Element data from apps and pages
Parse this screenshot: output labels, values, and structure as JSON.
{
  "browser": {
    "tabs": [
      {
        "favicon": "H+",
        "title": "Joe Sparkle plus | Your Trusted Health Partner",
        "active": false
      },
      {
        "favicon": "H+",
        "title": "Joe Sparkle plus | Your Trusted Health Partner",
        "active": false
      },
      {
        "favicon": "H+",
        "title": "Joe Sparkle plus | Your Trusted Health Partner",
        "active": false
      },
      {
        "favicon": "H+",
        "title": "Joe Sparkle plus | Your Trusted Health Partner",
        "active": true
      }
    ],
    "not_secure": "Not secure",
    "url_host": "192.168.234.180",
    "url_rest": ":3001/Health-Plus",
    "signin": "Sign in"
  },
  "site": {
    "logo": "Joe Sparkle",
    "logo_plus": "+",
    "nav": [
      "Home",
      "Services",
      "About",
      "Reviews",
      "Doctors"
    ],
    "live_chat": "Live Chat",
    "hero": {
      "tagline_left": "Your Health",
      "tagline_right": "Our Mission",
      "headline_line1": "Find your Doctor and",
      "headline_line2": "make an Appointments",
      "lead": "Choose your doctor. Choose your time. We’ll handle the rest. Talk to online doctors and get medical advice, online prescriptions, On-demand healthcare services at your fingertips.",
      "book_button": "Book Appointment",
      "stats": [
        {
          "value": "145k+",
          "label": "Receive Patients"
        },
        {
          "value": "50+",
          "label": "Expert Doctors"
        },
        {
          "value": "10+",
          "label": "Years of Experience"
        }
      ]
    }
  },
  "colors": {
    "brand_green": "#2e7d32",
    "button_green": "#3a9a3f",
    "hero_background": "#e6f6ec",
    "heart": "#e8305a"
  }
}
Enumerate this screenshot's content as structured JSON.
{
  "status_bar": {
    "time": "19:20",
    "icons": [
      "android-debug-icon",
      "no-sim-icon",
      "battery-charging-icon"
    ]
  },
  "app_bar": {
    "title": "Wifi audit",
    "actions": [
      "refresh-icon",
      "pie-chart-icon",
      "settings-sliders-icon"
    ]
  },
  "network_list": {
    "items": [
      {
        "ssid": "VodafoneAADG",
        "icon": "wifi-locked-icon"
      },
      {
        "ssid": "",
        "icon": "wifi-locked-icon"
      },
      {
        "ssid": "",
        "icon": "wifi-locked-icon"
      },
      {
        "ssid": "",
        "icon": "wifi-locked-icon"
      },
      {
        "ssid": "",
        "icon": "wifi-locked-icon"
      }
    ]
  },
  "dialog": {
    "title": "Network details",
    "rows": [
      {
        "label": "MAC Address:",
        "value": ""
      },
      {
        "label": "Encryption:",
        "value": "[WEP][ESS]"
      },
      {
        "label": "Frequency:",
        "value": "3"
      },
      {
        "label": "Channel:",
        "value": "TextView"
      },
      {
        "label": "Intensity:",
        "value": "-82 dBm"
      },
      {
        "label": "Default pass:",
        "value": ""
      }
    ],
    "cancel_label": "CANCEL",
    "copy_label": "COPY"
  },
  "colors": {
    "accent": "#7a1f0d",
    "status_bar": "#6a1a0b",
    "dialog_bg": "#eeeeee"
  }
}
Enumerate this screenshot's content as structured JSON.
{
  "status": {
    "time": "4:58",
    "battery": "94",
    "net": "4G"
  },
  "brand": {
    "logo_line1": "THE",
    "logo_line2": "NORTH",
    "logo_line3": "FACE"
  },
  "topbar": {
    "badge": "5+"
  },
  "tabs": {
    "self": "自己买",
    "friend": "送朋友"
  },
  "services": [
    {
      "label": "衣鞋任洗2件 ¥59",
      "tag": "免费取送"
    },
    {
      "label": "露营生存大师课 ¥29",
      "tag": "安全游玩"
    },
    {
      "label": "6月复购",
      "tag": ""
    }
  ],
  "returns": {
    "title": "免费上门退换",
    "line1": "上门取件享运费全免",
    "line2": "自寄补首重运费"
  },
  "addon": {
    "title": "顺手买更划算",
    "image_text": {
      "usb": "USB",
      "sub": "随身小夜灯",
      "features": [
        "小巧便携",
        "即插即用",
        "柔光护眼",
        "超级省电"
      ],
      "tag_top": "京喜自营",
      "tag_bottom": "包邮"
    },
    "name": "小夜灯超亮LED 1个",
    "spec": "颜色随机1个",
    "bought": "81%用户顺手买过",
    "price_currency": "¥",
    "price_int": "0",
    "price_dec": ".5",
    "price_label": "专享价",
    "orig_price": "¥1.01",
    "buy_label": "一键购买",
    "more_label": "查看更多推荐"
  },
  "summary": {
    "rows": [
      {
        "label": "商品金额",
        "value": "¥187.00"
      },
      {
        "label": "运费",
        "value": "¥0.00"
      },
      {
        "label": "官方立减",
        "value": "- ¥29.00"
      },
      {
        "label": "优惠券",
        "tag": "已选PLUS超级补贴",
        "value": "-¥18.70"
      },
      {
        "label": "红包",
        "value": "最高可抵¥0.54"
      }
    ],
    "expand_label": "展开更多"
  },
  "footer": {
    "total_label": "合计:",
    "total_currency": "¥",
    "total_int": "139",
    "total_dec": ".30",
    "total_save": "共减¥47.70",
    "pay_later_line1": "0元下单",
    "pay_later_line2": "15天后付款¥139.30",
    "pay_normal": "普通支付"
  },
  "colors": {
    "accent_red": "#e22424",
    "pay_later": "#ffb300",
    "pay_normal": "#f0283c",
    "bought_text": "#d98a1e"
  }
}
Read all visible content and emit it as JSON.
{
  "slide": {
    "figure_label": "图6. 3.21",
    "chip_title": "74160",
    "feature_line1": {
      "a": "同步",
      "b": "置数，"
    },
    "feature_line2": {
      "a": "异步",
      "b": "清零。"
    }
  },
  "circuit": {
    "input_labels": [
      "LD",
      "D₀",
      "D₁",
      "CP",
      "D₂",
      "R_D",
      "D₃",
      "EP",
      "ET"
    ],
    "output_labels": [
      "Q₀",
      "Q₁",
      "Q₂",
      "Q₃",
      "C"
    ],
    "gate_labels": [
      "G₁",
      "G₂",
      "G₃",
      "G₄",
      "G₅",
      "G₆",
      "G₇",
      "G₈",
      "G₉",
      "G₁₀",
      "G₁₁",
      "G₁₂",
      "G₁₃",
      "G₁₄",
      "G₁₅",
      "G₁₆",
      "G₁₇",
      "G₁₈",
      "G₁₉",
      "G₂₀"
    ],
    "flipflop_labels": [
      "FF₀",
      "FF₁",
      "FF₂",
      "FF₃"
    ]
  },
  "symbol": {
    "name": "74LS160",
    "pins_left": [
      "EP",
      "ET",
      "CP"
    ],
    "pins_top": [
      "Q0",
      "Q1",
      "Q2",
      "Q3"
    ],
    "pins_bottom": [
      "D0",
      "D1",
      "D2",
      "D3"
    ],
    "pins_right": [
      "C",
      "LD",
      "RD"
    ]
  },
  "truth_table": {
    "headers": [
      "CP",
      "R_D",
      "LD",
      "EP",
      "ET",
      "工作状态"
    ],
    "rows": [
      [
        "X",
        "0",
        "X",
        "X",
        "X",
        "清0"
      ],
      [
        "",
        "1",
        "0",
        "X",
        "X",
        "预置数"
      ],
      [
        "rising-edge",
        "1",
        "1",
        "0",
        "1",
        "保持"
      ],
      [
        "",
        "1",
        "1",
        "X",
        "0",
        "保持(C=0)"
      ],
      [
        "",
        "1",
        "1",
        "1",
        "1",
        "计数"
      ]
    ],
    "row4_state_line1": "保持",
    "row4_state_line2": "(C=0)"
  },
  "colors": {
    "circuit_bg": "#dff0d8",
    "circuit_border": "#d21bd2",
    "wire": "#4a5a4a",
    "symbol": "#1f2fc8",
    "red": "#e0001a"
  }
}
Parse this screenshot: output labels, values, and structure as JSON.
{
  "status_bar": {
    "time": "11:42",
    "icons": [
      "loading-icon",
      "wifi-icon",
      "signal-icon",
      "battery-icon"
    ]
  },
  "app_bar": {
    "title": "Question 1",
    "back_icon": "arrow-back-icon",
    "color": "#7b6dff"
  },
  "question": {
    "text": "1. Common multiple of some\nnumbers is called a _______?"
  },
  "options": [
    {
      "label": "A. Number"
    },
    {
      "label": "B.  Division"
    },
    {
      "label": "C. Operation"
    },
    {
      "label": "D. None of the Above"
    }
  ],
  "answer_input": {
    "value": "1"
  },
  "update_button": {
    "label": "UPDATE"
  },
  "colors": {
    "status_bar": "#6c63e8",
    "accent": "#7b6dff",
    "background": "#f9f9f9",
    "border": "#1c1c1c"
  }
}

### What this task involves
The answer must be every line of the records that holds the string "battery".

### Output below
      "battery-charging-icon"
    "battery": "94",
      "battery-icon"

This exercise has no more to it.